[Records supplied]
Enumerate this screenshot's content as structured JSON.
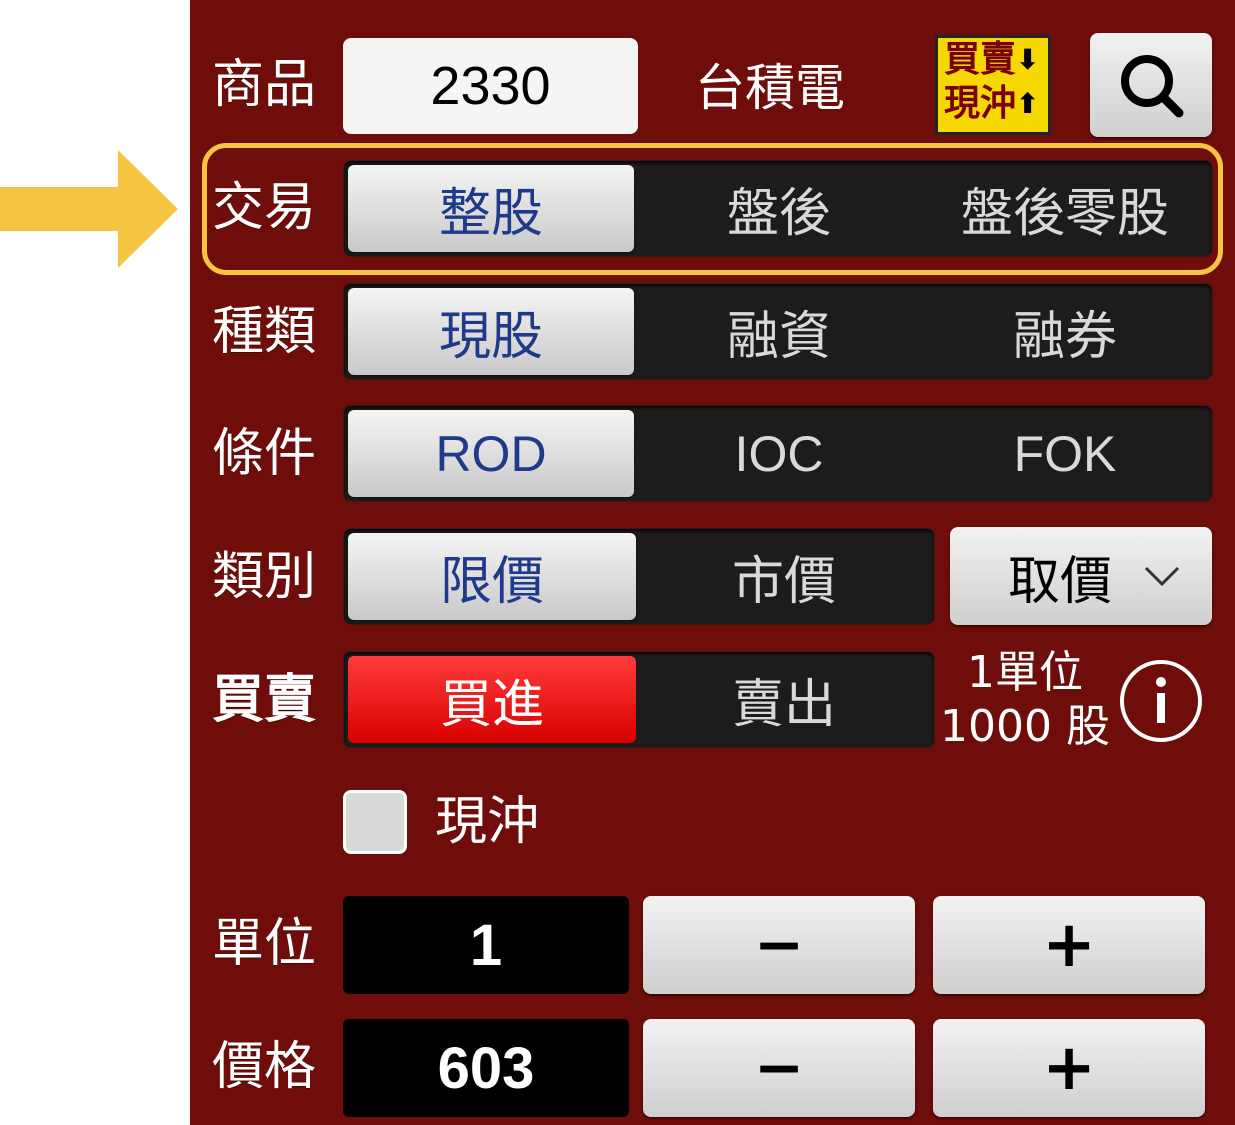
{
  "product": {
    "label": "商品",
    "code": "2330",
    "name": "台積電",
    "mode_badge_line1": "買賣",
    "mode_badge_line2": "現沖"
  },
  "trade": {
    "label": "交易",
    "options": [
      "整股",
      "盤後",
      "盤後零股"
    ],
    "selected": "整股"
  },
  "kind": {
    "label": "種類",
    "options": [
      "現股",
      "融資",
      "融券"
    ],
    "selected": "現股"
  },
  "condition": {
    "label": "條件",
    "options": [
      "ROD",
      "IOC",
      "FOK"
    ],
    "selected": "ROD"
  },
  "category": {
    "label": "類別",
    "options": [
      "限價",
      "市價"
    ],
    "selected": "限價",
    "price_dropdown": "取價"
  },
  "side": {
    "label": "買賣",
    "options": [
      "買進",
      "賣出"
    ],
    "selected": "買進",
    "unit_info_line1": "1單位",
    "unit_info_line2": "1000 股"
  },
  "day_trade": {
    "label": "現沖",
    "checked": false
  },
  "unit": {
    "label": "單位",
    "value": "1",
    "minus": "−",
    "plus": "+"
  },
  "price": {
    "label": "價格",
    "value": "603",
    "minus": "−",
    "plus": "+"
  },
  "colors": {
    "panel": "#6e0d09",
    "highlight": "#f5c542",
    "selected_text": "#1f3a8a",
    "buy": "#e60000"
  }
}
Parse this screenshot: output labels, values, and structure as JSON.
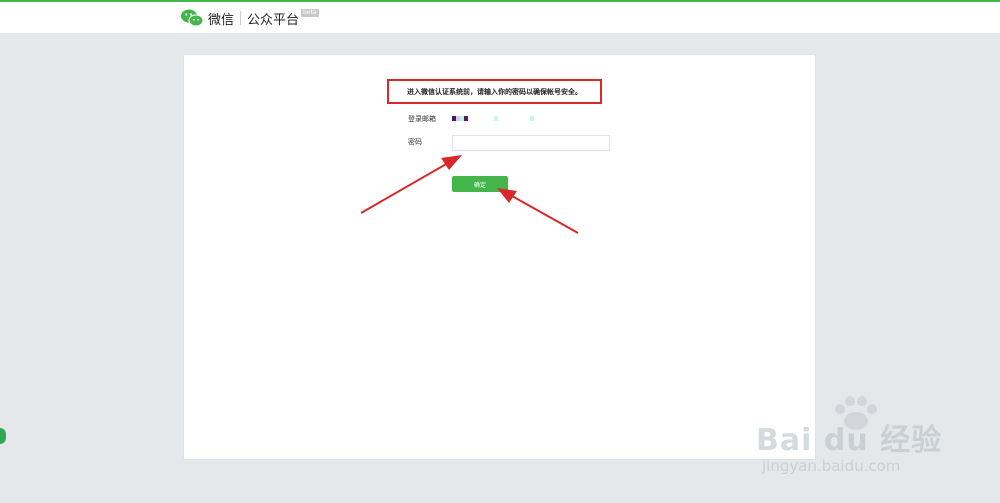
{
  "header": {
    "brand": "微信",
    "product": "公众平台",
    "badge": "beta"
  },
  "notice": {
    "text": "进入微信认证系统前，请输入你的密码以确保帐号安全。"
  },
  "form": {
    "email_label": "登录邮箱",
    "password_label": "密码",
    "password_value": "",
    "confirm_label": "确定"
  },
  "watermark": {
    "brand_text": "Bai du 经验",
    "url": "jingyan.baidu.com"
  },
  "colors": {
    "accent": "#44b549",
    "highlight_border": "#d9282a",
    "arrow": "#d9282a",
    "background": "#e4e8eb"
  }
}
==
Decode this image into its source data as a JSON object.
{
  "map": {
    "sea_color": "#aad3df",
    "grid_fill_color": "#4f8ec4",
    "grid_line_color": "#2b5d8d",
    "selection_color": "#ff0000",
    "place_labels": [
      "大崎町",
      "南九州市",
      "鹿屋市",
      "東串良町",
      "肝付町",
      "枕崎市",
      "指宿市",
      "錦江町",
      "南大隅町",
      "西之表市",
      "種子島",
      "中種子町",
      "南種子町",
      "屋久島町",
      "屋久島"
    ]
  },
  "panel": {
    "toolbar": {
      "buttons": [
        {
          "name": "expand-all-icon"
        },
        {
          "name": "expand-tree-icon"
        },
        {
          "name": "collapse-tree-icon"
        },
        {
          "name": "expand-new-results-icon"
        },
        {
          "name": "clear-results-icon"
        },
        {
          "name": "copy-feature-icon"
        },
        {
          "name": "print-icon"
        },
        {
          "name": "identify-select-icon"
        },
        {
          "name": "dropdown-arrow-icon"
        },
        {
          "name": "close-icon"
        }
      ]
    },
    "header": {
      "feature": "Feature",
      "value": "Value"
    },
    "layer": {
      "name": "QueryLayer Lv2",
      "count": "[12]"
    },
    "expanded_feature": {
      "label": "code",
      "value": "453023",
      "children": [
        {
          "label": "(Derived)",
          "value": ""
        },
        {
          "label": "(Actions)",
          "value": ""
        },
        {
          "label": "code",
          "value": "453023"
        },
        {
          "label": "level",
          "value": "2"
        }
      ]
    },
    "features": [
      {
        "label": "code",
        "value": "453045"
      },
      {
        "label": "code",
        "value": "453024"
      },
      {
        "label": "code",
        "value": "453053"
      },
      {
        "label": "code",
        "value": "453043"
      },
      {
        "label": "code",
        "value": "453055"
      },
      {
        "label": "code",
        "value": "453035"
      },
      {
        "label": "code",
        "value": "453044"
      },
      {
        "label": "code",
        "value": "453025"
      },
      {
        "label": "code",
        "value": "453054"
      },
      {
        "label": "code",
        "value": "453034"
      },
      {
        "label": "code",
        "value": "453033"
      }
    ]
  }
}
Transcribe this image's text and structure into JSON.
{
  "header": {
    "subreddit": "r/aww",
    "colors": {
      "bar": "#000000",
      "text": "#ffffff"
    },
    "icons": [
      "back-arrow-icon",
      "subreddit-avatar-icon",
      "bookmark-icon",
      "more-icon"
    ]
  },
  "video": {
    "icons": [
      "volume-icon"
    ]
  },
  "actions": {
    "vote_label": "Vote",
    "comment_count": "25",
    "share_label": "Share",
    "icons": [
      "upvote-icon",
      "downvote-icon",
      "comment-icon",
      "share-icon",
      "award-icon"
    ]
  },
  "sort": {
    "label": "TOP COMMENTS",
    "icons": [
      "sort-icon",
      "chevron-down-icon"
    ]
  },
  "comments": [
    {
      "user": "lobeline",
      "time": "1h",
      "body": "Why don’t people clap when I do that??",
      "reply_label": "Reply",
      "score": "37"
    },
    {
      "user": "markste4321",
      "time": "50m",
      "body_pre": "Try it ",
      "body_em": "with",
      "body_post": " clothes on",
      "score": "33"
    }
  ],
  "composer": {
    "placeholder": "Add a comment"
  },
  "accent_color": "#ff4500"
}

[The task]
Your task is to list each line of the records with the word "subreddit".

[Result below]
    "subreddit": "r/aww",
      "subreddit-avatar-icon",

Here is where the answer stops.